Top of Data provided
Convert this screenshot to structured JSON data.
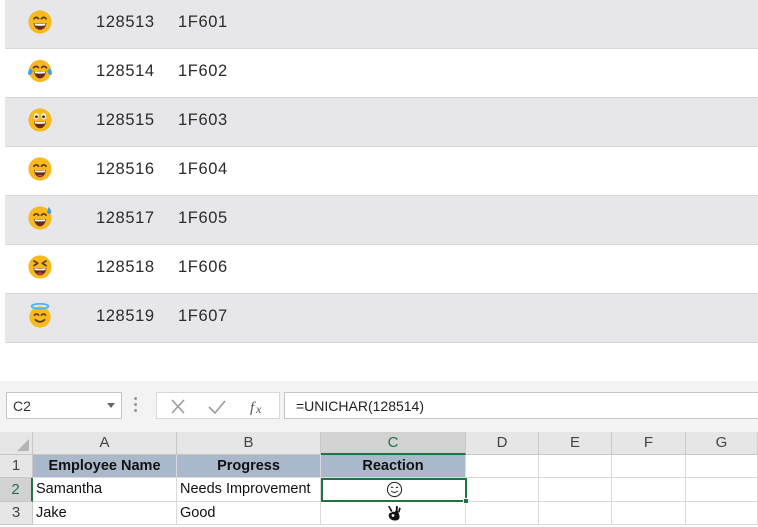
{
  "emoji_table": {
    "rows": [
      {
        "emoji": "😁",
        "icon": "beaming-face-icon",
        "dec": "128513",
        "hex": "1F601"
      },
      {
        "emoji": "😂",
        "icon": "tears-of-joy-face-icon",
        "dec": "128514",
        "hex": "1F602"
      },
      {
        "emoji": "😃",
        "icon": "grinning-big-eyes-face-icon",
        "dec": "128515",
        "hex": "1F603"
      },
      {
        "emoji": "😄",
        "icon": "grinning-smiling-eyes-face-icon",
        "dec": "128516",
        "hex": "1F604"
      },
      {
        "emoji": "😅",
        "icon": "grinning-sweat-face-icon",
        "dec": "128517",
        "hex": "1F605"
      },
      {
        "emoji": "😆",
        "icon": "squinting-face-icon",
        "dec": "128518",
        "hex": "1F606"
      },
      {
        "emoji": "😇",
        "icon": "halo-face-icon",
        "dec": "128519",
        "hex": "1F607"
      }
    ]
  },
  "excel": {
    "name_box": "C2",
    "formula": "=UNICHAR(128514)",
    "columns": [
      "A",
      "B",
      "C",
      "D",
      "E",
      "F",
      "G"
    ],
    "rows": [
      "1",
      "2",
      "3"
    ],
    "headers": [
      "Employee Name",
      "Progress",
      "Reaction"
    ],
    "data": [
      {
        "name": "Samantha",
        "progress": "Needs Improvement",
        "reaction": "😊",
        "reaction_icon": "smiling-face-icon"
      },
      {
        "name": "Jake",
        "progress": "Good",
        "reaction": "👌",
        "reaction_icon": "ok-hand-icon"
      }
    ],
    "colors": {
      "accent": "#217346",
      "header_fill": "#aab8cb"
    }
  }
}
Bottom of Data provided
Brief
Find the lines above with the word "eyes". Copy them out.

Result for this task
        "icon": "grinning-big-eyes-face-icon",
        "icon": "grinning-smiling-eyes-face-icon",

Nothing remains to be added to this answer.